Where a child lives can have a big influence on how active he or she is throughout the day.

Download the Active for Life – Within the community section (1.18MB)


Useful links

Policy
  • The Australian Walking Track Grading System (Department of Environment and Primary Industries) is specifically designed to encourage entry-level bushwalkers, particularly people with a disability or people walking with children, identifying tracks suitable for their skill level.
  • Cycling into the Future 2013-23 is the Victorian Government’s strategy to promote and encourage cycling. (Department of Transport, Planning and Local Infrastructure)
Practice
  • Dandenong City Council’s Pop-Up-Park is an existing temporary park providing a space for the community to be active, such as playing soccer matches, having outdoor fun and doing fitness activities, as well as for social family BBQs. 
  • The Dance with me project gets more people physically active and involved in their local community through dance. (Latrobe City Council)
  • Playing Out promotes outdoor free play for children on the street and around neighbourhoods.
  • Natured Kids promotes children 0-6 years and their families connect with the outdoors and nature through visiting locations and participating in activities that support nature play.
  • Neat Streets uses technology to report community issues such as damage to street furniture and signage, safety concerns, graffiti and litter to relevant authorities for action.
  • Integrating walking and cycling into transport design offers examples of projects that have improved transport outcomes by focusing on people, improving safety and access to local services. (Department of Transport, Planning and Local Infrastructure)
  • Parks Victoria’s Junior Ranger environmental program encourages primary-aged children and their families to explore and have fun in Victoria’s parks and reserves while Ranger Roo offers great ideas to enjoy Victoria’s parks (Parks Victoria). 
  • The Great Aussie Camp Out promotes camping, with a focus on connecting families and communities with the outdoors. (Australian Camps Association)
  • Scouts Australia provides young people aged 6 to 25 with fun and challenging opportunities to grow through adventure.
  • The Gold Coast City Council’s Active and Healthy Program and Brisbane City Council’s Active Parks program  offer a range of free or low cost activities providing opportunities for residents, including children, to get out and active.
  • Inclusive Play Space is a resource that will guide the creation of more inclusive playgrounds, with the objective to promote and support the increase of play opportunities for people of all abilities.
  • City of Darebin’s Drive With Your Heart initiative is to get people out and about in their local street so drivers are more aware of their behaviour and slow down.
Resource

Active for Life at homeAt home

The home environment is a crucial setting for instilling physical activity as part of a child's daily life.

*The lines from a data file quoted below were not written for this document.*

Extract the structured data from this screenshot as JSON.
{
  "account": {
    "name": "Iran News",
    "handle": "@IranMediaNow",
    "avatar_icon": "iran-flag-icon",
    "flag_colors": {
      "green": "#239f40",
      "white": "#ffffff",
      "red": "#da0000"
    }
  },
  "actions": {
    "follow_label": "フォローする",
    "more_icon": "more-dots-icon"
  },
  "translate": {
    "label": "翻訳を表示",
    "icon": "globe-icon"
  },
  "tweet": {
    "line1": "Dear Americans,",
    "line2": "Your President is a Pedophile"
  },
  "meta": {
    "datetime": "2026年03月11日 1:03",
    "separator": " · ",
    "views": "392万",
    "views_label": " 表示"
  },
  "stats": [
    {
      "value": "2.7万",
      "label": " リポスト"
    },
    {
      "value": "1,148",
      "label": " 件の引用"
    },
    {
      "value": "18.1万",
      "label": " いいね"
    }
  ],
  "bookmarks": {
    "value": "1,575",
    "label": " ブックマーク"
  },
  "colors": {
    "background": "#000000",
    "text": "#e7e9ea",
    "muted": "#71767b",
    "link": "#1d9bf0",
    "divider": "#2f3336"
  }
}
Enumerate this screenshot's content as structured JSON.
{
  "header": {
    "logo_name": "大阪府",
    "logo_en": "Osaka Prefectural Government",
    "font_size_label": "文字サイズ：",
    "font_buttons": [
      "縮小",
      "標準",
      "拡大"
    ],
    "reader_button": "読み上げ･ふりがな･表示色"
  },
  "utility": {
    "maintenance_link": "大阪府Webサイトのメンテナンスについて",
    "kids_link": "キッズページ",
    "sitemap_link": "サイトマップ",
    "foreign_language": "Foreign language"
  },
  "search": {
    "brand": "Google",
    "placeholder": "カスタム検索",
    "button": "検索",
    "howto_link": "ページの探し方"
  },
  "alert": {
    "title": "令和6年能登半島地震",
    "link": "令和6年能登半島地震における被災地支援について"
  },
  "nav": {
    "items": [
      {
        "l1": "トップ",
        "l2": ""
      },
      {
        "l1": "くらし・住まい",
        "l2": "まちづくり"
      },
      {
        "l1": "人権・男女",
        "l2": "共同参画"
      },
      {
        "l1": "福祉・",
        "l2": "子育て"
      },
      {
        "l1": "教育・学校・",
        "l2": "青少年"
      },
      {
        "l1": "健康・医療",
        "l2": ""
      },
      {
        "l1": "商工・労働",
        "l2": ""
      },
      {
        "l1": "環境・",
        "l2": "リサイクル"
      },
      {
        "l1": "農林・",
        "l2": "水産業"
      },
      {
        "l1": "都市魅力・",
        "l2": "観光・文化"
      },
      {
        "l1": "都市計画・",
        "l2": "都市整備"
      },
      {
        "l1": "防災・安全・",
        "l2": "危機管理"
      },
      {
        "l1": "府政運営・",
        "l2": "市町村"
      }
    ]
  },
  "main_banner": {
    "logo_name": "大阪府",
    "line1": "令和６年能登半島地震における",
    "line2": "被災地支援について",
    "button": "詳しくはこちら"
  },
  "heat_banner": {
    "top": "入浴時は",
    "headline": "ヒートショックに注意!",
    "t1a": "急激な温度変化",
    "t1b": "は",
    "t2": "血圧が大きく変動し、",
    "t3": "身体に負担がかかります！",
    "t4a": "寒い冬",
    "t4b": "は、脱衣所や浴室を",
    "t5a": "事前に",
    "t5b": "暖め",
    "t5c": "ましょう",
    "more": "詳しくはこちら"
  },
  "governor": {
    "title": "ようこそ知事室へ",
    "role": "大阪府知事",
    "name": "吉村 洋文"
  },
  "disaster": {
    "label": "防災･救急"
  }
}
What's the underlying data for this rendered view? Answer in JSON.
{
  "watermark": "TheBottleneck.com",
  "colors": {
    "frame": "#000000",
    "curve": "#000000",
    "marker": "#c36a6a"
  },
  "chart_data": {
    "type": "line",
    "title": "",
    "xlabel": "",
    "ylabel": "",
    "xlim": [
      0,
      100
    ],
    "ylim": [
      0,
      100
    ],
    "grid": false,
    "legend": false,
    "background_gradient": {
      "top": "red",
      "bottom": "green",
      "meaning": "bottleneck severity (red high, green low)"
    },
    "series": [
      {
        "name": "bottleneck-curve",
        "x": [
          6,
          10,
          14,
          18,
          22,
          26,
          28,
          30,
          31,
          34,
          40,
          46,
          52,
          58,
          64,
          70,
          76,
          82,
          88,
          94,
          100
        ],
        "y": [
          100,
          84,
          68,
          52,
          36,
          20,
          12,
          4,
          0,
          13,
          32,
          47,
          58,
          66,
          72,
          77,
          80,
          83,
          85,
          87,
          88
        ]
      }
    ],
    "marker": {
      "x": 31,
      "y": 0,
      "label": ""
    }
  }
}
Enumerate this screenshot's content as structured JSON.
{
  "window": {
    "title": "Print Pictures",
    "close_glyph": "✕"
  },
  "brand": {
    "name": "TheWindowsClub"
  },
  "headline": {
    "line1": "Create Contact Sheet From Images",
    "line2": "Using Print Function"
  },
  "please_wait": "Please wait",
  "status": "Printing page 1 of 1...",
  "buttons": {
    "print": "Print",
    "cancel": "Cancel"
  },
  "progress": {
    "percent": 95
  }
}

Download the Active for Life – In the home resource (492KB)


Useful links

Practice
  • Mend 2-4 is a healthy lifestyle program for children aged 2 to 4 and their parents and carers while Mend 7-13 is for 7 to 13 year olds. (MEND)
  • Playgroup Victoria’s Active Play at Playgroup workshop uses fun activities to encourage children to be active.
Resource

Resources for parents and families on children’s physical activity and sedentary behaviour include: